I'm with OPENED the manual...I have 4 point and shoot cameras (2 I dropped on cement and cracked the cases)and I've yet to read a manual. and you've written a blog about your new're committed now you'll have to read the manual. I, however, can't wait to see the photographic art you achieve with portable flashes and torches!!

Guyana-Gyal said...

Be careful, that manual might think you're afraid of it :-D

Maybe if you were to sleep with it under your pillow...? Osmosis!

In my book, most manuals are badly written. I wonder who writes them, sheesh.

I had some of the most boring teachers in this universe! Only the English teachers, the music teacher and the art teachers were really great.

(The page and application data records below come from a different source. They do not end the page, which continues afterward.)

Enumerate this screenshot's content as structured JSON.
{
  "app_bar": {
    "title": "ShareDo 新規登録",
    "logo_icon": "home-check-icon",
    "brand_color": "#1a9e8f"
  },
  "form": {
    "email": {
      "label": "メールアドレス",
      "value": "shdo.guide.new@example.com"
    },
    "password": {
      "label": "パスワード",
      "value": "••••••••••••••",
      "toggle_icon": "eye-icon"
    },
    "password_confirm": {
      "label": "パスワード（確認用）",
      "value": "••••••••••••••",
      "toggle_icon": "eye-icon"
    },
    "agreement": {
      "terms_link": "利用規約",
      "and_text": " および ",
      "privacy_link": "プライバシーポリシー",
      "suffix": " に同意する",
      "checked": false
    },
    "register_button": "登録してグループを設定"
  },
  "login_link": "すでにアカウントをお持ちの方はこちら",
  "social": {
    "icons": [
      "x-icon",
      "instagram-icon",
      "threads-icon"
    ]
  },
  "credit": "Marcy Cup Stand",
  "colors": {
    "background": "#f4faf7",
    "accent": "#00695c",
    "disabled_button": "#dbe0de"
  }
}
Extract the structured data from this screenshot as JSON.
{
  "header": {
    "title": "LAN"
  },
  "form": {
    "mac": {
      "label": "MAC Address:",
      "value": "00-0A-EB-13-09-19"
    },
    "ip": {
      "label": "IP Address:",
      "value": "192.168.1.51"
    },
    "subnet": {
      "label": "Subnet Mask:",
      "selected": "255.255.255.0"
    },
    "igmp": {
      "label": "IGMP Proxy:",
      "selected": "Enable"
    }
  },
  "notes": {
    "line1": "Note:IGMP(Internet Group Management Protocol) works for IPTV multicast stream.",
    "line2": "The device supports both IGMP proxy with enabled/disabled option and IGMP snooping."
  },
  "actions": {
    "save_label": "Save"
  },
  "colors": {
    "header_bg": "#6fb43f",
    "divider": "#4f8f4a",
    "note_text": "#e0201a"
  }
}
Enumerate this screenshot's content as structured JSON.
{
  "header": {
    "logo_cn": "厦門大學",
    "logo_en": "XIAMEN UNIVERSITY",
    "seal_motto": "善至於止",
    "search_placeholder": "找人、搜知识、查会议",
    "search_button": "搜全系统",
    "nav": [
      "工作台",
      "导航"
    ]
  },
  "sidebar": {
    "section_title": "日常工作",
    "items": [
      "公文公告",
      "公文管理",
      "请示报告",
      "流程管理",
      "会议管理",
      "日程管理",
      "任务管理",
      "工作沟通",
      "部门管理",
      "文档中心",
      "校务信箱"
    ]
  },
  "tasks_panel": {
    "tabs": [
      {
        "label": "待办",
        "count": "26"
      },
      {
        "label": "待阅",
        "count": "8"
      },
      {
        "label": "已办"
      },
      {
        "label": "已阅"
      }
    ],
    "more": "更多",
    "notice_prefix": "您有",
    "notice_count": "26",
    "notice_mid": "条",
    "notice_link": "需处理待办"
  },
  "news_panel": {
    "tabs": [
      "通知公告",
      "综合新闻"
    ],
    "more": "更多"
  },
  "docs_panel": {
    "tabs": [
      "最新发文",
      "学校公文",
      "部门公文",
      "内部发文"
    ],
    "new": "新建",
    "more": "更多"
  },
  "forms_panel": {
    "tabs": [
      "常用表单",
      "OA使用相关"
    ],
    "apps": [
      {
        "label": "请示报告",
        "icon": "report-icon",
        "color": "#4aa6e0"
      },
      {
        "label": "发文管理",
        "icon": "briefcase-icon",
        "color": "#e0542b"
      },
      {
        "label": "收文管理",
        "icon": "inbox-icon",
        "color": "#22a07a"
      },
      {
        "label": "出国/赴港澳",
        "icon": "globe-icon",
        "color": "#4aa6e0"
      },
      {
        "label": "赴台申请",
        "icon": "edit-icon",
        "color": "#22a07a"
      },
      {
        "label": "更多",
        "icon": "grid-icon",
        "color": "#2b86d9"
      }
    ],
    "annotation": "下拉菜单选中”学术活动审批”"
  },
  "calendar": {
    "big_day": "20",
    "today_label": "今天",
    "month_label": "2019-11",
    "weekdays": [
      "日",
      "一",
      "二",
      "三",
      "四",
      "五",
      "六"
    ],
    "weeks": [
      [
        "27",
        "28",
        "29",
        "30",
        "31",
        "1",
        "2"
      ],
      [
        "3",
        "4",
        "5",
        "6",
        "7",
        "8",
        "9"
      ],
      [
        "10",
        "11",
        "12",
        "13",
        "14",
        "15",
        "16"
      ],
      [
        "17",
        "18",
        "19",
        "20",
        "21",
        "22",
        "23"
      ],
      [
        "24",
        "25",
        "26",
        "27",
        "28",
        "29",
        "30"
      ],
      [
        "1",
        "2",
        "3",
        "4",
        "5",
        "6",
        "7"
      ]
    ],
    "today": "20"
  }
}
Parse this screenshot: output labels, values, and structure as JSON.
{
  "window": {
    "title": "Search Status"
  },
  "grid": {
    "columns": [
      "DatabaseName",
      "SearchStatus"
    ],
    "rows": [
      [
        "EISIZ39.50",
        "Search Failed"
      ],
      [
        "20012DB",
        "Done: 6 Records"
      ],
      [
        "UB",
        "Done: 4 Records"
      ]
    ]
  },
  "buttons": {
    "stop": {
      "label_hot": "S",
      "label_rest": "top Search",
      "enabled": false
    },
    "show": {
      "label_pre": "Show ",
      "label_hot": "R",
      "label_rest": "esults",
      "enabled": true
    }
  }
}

savannah said...

i'm with sister hope, sugar! you opened the manual! i'm still carrying around the little one that came with my new mobile HOPING that it will somehow make my phone do what i want... xoxoxo

JoAnn Falgout said...

How exciting -- new toys!! I know you will figure it out, and probably learn some cool things that aren't in the manual, too. Happy lighting! :)

Pat said...

Don't you always find it easier to do a 'hands on' feel with new stuff rather than RTFM.
I know I do.
BTW is it true that if you get the model to look into a strong light before the photo it stops red eye?
I know you are going to have great fun with your new whatsit. Enjoy:)

Kim Ayres said...

Hope - I may have opened the manual, but I didn't say I'd read anything in it before I closed it again...

Allen - I think if felt everything was going to be completely straight forward, I wouldn't worry. But experience has shown these things very rarely ever are, and vast amounts of time get wasted trying to figure out why it isn't working even though you did everything you were supposed to. And it's that part that causes the dread of getting started

Theanne - as I said above, I didn't confess to actually reading it...

Guyana-Gyal - some teachers are passionate about their subject and want to communicate that enthusiasm to anyone in their class. These are the best ones. Unfortunately there are some teachers who are there because of a lack of imagination - basically they couldn't figure out what to do when they left school, so never did

Savannah - but I didn't say I'd read it. Actually I quite like Guyana-Gyal's suggestion of putting it under the pillow and hoping the information might seep into me while I sleep :)

JoAnn - thank you :)

Pat - red eye is caused by the light from the flash bouncing off the back of the retina. So the reason for getting someone to look into a strong light is so their pupils contract, and there's less room for the light to pass through the pupil and bounce back. :)

All content copyright of Kim Ayres. Powered by Blogger.